4) What are some ways to get started making drycleaning services more convenient?
“We offer a customer tool called ‘On-My-Way’,” said Jones. “This can be used to announce that the customer is on the way for a curbside pickup, drive-thru pickup, or express service pickup at a retail counter. Customers simply use the branded app, website, or SMS/text message to inform the store they are on the way. The counter staff is notified that the customer is on the way and gets the items ready for pickup. This provides many options for customer convenience.
“Some customers also have express racks in the store,” Jones continued. “They simply go to the express rack found in the lobby of the store and grab their orders/garments for a touchless pickup. The other process that customers think is convenient is the contactless method of payment. This can be a credit card on file or the use of contactless payments at the counter/drive-thru. Chip-based cards, Apple Pay, and Google Pay offer convenient contactless payment processes for the customer.”
“In this environment it’s about options that make customers comfortable,” said Panther. “We can deliver, take your clothes to your car, put them in a locker we have in the lobby, or have them ready when you come in to expedite your time inside. All of these create convenience options for customers without requiring us to do much outside our normal process. Convenience is less about the services you offer and more about the mindset.”

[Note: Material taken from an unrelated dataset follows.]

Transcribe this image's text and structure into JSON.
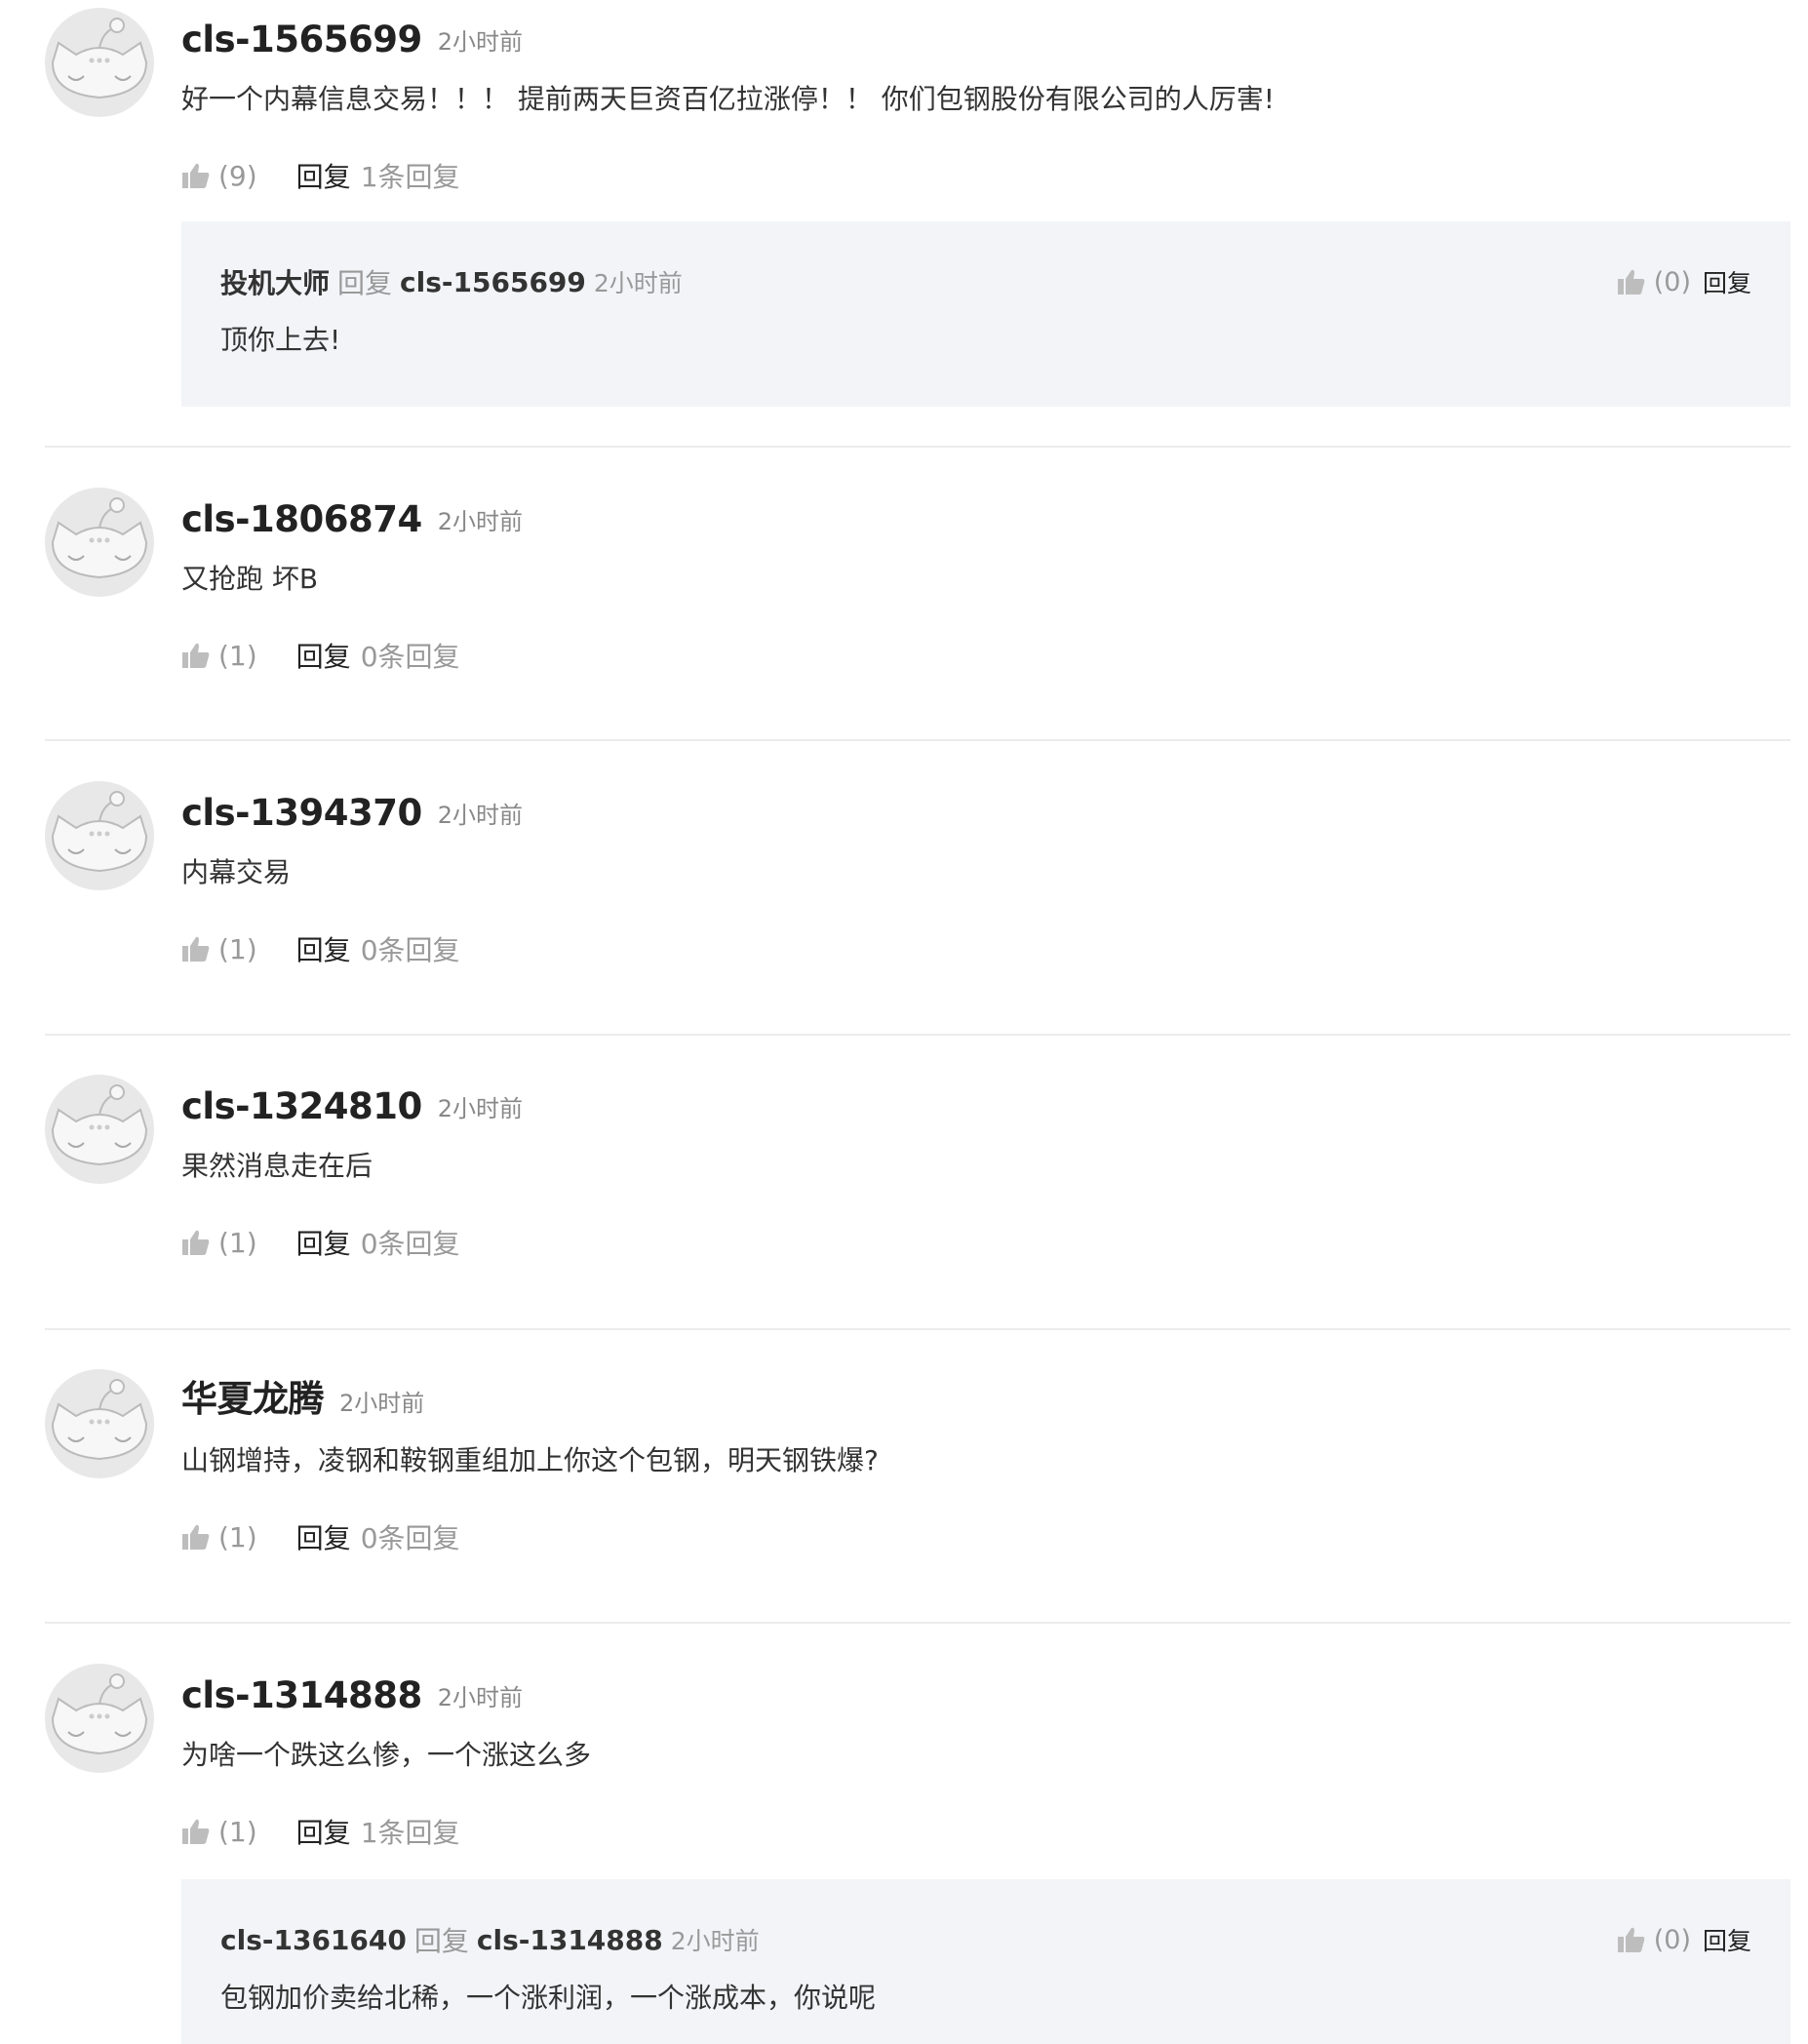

For more information about effortless marketing solutions as well as convenience-boosting applications, please visit dlionline.org or call us at 1 (800) 638-2627.